    • Start Too Quiet proof of concept
    • Write blog post about productivity system
       
  2. Assign each task an expected utility value of 1-10. In economics terms, utility is the expected satisfaction or value that one gets out of a thing. Important things have more. So do really fun things.
    • [3] Watch Netflix with my wife for an hour
    • [3] Play Overwatch with my son for an hour
    • [8] Update calendar
    • [2] Edit podcast episode for an hour
    • [5] Plan #gmparty episodes (requires an updated calendar?)
    • [5] Start Too Quiet proof of concept
    • [9] Write blog post about productivity system
       
  3. When you have time to do a thing, always do the highest value thing on the list.
    • [9] Write blog post about productivity system
       
  4. Every time that you work on something on the list, adjust its value:
    1. If you complete the task, remove it from the list
    2. If you don't complete the task, reduce its value in the list. I typically reset entertainment tasks down to 1, but halve the value of ongoing 'productive' tasks.
    • [3] Watch Netflix with my wife for an hour
    • [3] Play Overwatch for an hour
    • [8] Update calendar
    • [2] Edit podcast episode for an hour
    • [5] Plan #gmparty episodes (requires an updated calendar?)
    • [5] Start Too Quiet proof of concept
    • [DELETE] [9] Write blog post about productivity system
       
  5. Every day that something is on the list, increase its value. I typically double values because that makes important tasks increase faster than non-important. However, that means that the lowest value tasks hit the top value in about a week (1, 2, 4, 8, 16, 32, 64, 128), as I usually max out at 100. But do what you want.
    • [6] Watch Netflix with my wife for an hour
    • [6] Play Overwatch with my son for an hour
    • [16] Update calendar
    • [4] Edit podcast episode for an hour
    • [10] Plan #gmparty episodes (requires an updated calendar?)
    • [10] Start Too Quiet proof of concept

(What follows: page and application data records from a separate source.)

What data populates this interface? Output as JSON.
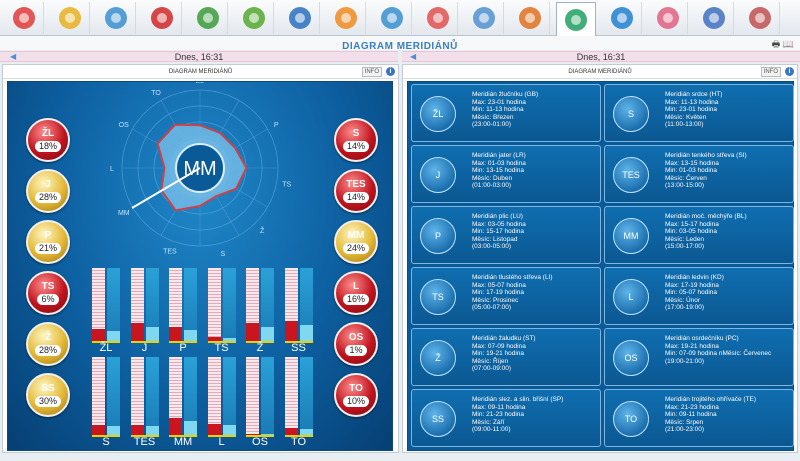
{
  "toolbar": {
    "icons": [
      "heart-icon",
      "sun-icon",
      "grid-icon",
      "bar-chart-icon",
      "molecule-icon",
      "leaf-icon",
      "globe-icon",
      "pie-chart-icon",
      "wave-icon",
      "color-bars-icon",
      "head-icon",
      "om-icon",
      "yin-yang-icon",
      "star-icon",
      "pentagon-icon",
      "statistics-icon",
      "badge-icon"
    ],
    "active_index": 12
  },
  "title": "DIAGRAM MERIDIÁNŮ",
  "date_left": "Dnes, 16:31",
  "date_right": "Dnes, 16:31",
  "left_panel": {
    "title": "DIAGRAM MERIDIÁNŮ",
    "info": "INFO"
  },
  "right_panel": {
    "title": "DIAGRAM MERIDIÁNŮ",
    "info": "INFO"
  },
  "center_label": "MM",
  "wheel_labels": [
    "ŽL",
    "P",
    "TS",
    "Ž",
    "S",
    "TES",
    "MM",
    "L",
    "OS",
    "TO"
  ],
  "badges_left": [
    {
      "label": "ŽL",
      "percent": "18%",
      "color": "red"
    },
    {
      "label": "J",
      "percent": "28%",
      "color": "gold"
    },
    {
      "label": "P",
      "percent": "21%",
      "color": "gold"
    },
    {
      "label": "TS",
      "percent": "6%",
      "color": "red"
    },
    {
      "label": "Ž",
      "percent": "28%",
      "color": "gold"
    },
    {
      "label": "SS",
      "percent": "30%",
      "color": "gold"
    }
  ],
  "badges_right": [
    {
      "label": "S",
      "percent": "14%",
      "color": "red"
    },
    {
      "label": "TES",
      "percent": "14%",
      "color": "red"
    },
    {
      "label": "MM",
      "percent": "24%",
      "color": "gold"
    },
    {
      "label": "L",
      "percent": "16%",
      "color": "red"
    },
    {
      "label": "OS",
      "percent": "1%",
      "color": "red"
    },
    {
      "label": "TO",
      "percent": "10%",
      "color": "red"
    }
  ],
  "bars_top": [
    {
      "label": "ŽL",
      "red": 0.18,
      "blue": 0.15
    },
    {
      "label": "J",
      "red": 0.28,
      "blue": 0.22
    },
    {
      "label": "P",
      "red": 0.21,
      "blue": 0.16
    },
    {
      "label": "TS",
      "red": 0.06,
      "blue": 0.05
    },
    {
      "label": "Ž",
      "red": 0.28,
      "blue": 0.22
    },
    {
      "label": "SS",
      "red": 0.3,
      "blue": 0.24
    }
  ],
  "bars_bottom": [
    {
      "label": "S",
      "red": 0.14,
      "blue": 0.13
    },
    {
      "label": "TES",
      "red": 0.14,
      "blue": 0.13
    },
    {
      "label": "MM",
      "red": 0.24,
      "blue": 0.2
    },
    {
      "label": "L",
      "red": 0.16,
      "blue": 0.14
    },
    {
      "label": "OS",
      "red": 0.01,
      "blue": 0.02
    },
    {
      "label": "TO",
      "red": 0.1,
      "blue": 0.09
    }
  ],
  "cards": [
    {
      "icon": "ŽL",
      "lines": [
        "Meridián žlučníku (GB)",
        "Max: 23-01 hodina",
        "Min: 11-13 hodina",
        "Měsíc: Březen",
        "(23:00-01:00)"
      ]
    },
    {
      "icon": "S",
      "lines": [
        "Meridián srdce (HT)",
        "Max: 11-13 hodina",
        "Min: 23-01 hodina",
        "Měsíc: Květen",
        "(11:00-13:00)"
      ]
    },
    {
      "icon": "J",
      "lines": [
        "Meridián jater (LR)",
        "Max: 01-03 hodina",
        "Min: 13-15 hodina",
        "Měsíc: Duben",
        "(01:00-03:00)"
      ]
    },
    {
      "icon": "TES",
      "lines": [
        "Meridián tenkého střeva (SI)",
        "Max: 13-15 hodina",
        "Min: 01-03 hodina",
        "Měsíc: Červen",
        "(13:00-15:00)"
      ]
    },
    {
      "icon": "P",
      "lines": [
        "Meridián plic (LU)",
        "Max: 03-05 hodina",
        "Min: 15-17 hodina",
        "Měsíc: Listopad",
        "(03:00-05:00)"
      ]
    },
    {
      "icon": "MM",
      "lines": [
        "Meridián moč. měchýře (BL)",
        "Max: 15-17 hodina",
        "Min: 03-05 hodina",
        "Měsíc: Leden",
        "(15:00-17:00)"
      ]
    },
    {
      "icon": "TS",
      "lines": [
        "Meridián tlustého střeva (LI)",
        "Max: 05-07 hodina",
        "Min: 17-19 hodina",
        "Měsíc: Prosinec",
        "(05:00-07:00)"
      ]
    },
    {
      "icon": "L",
      "lines": [
        "Meridián ledvin (KD)",
        "Max: 17-19 hodina",
        "Min: 05-07 hodina",
        "Měsíc: Únor",
        "(17:00-19:00)"
      ]
    },
    {
      "icon": "Ž",
      "lines": [
        "Meridián žaludku (ST)",
        "Max: 07-09 hodina",
        "Min: 19-21 hodina",
        "Měsíc: Říjen",
        "(07:00-09:00)"
      ]
    },
    {
      "icon": "OS",
      "lines": [
        "Meridián osrdečníku (PC)",
        "Max: 19-21 hodina",
        "Min: 07-09 hodina nMěsíc: Červenec",
        "(19:00-21:00)"
      ]
    },
    {
      "icon": "SS",
      "lines": [
        "Meridián slez. a slin. břišní (SP)",
        "Max: 09-11 hodina",
        "Min: 21-23 hodina",
        "Měsíc: Září",
        "(09:00-11:00)"
      ]
    },
    {
      "icon": "TO",
      "lines": [
        "Meridián trojitého ohřívače (TE)",
        "Max: 21-23 hodina",
        "Min: 09-11 hodina",
        "Měsíc: Srpen",
        "(21:00-23:00)"
      ]
    }
  ],
  "colors": {
    "accent": "#3a7fc1",
    "panel_bg": "#0d5fa0",
    "red": "#c9151e",
    "gold": "#e3b836"
  }
}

      Edit: doubling values falls apart in long-term usage, as tasks quickly get to the max and just stay there. Something needs to be figured out for a long-term time scale. Go logarithmic instead of exponential, perhaps?
       
  6. Repeat, adding new tasks as needed. If something new is really important, feel free to add it to the list with a value higher than 10, so that it can work alongside things that you've already ignored for a few days... but I'd argue that such tasks shouldn't really go into the Procrastination Engine if they're that important.

This system allows you to simply add stuff to a list, and forget about it until it's time to do it. The more things get ignored, the more pressure is added to do those particular things.

Note: a todo list that allows priority sorting is useful, but most only give you a low/medium/high priority. That's not really good enough.